Abstinence is an idea as old as the hills. We know abstinence works. It prevents unwanted pregnancies. We know you won’t come down with any of the 25 common STDs if you abstain from sex. So what’s wrong with abstinence?
Everything? That’s right. Some people are working to convince parents that abstinence education is unpopular, unrealistic, and unsafe.
Unsafe? That’s right. Some people claim that abstinence education is a two-minute lecture delivered by an uptight prude: Don’t do it. Just don’t do it. Say NO. And don’t ever, ever do it.
What we need, critics of abstinence cry out, is truth. We need medically accurate information. We need to talk about sex. Our kids need to know how to stay safe. They need more information than just saying No. They need the truth.
Truth? Consider that the abstinence teacher often spends as many as five to ten hours in one classroom. What are they talking about? Well, actually, they have quite a lot to talk about, and it’s just the kind of no-nonsense medically accurate information that could save a teen from the biggest mistake of her life.
How about these facts:
Medically accurate information proves the ineffectiveness of condoms in preventing serious STDs leading to infertility, lifelong genital herpes, and cervical cancer.
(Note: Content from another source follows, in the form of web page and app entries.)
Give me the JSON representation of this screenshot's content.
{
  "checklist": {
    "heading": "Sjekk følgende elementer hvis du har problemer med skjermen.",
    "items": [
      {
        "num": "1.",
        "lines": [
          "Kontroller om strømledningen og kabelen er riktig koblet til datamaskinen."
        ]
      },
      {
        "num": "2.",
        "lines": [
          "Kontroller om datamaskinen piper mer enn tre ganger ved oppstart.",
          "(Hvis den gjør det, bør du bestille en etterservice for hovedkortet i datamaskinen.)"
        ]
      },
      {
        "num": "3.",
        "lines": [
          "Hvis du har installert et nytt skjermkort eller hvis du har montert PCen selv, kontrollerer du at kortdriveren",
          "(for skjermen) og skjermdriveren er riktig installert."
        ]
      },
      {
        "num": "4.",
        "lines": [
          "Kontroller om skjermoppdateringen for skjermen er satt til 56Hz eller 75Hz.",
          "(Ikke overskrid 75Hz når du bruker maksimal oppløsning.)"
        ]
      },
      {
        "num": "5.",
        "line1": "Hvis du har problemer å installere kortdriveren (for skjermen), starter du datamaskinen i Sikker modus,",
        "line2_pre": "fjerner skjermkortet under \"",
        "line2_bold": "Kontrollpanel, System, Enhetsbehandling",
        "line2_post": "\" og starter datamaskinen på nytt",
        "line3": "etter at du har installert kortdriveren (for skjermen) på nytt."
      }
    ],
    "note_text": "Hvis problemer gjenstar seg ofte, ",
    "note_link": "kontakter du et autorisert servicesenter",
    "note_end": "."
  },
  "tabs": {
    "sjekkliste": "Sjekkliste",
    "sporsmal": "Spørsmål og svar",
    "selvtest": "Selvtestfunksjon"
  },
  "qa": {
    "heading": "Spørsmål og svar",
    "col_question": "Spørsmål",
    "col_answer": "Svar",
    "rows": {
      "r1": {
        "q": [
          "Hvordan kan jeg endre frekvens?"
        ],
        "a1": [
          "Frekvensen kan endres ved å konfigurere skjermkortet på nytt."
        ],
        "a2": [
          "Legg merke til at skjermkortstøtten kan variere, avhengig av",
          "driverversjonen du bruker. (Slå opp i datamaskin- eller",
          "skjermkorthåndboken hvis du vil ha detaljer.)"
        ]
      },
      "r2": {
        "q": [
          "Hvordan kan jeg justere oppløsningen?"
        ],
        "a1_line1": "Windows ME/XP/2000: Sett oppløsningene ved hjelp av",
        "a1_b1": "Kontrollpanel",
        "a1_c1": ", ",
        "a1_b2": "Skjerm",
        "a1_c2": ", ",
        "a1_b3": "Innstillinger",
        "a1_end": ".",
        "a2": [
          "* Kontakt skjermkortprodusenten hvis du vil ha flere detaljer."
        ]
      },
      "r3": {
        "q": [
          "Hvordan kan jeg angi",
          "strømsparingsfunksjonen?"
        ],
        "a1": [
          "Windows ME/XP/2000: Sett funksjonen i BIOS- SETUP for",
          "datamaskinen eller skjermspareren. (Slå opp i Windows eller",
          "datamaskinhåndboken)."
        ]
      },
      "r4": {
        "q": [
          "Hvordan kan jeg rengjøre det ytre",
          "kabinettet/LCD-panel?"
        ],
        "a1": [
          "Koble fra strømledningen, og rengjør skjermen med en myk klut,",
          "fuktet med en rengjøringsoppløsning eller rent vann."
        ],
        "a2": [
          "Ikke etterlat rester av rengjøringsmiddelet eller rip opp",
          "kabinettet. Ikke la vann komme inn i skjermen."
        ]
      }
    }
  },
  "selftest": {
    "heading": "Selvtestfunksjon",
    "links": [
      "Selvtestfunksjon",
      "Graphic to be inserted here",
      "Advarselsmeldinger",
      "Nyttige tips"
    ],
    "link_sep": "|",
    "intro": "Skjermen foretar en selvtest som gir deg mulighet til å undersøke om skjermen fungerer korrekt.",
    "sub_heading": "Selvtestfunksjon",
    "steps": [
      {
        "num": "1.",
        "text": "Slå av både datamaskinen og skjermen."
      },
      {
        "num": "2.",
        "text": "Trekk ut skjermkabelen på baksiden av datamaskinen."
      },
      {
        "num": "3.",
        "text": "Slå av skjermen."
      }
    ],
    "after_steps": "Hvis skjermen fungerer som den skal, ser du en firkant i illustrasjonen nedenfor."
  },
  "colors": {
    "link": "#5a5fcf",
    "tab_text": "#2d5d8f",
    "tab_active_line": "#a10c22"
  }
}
Cervical cancer kills more women each year than AIDS. With teens, condoms approach a twenty percent failure rate in preventing pregnancy.
Meanwhile, critics of abstinence want to take over with their own brand of risky sex education. Their brand of truth ignores medical realities, suggesting that teens can flirt with sex and not get burned. What does risky sex look like? Try these ideas out:
Risky sex educators’ version of sex education counsels teens to try “outercourse.” This highly risky behavior, using their own definition, can include naked body-to-body intimacy just short of intercourse.
Risky sex educators put their version of “abstinence” into a virtual smorgasbord of sexual behaviors that teens can engage in…when they are ready. In their curriculum, abstinence is little more than an “option” that teens may abandon…when they are mature.
Research proves parents are the most effective educators of sexual values for their children. In spite of this, risky sex educators use “confidentiality” as a means of promoting secrecy that distances teens from their parents.
Best of all, risky sex educators are engaged in an all out attack on the money that supports abstinence education. They print articles and lobby legislators and governors. “Stop abstinence education,” is their battle cry.
So what kind of money are we talking about? While risky sex educators are concerned that $120 million is being spent on abstinence programs, it is reported that in FY 2002, the federal government spent half a billion dollars on teen sex-ed that ignores the medical realities of condom failures. We are paying risky sex educators to teach our children such “safe sex” concepts as outercourse.
What do parents get for their money? The “statistical results” of thirty years of the condom, outercourse, and “mature sex” message is evident. Today, one in five children over the age of 12 tests positive for herpes type 2.
What has happened to choice? Abstinence is an important option and choice parents deserve. It reinforces parental values by giving students truly medically accurate information to help them understand the importance of remaining sexually abstinent until marriage.
Abstinence education embraces the same no-nonsense, truth-telling approach we use in teaching young people about drugs, tobacco and drunk driving
It is a grassroots effort that has taken hold over the past ten years, fully supported by medical experts who have witnessed the explosion of the STD epidemic in their medical practices. During this same period of time, as abstinence education gains ground, the CDC in an extensive report just released says teen pregnancy, birth and abortion rates dropped from 1990 to 1999.
Abstinence educators know what our kids need. They talk medically accurate information. They give our children the information and reasons for saying No to sex. They know what risk is about, and they are not willing to put one cent into pretending that “outercourse” is a good idea. And that’s the truth.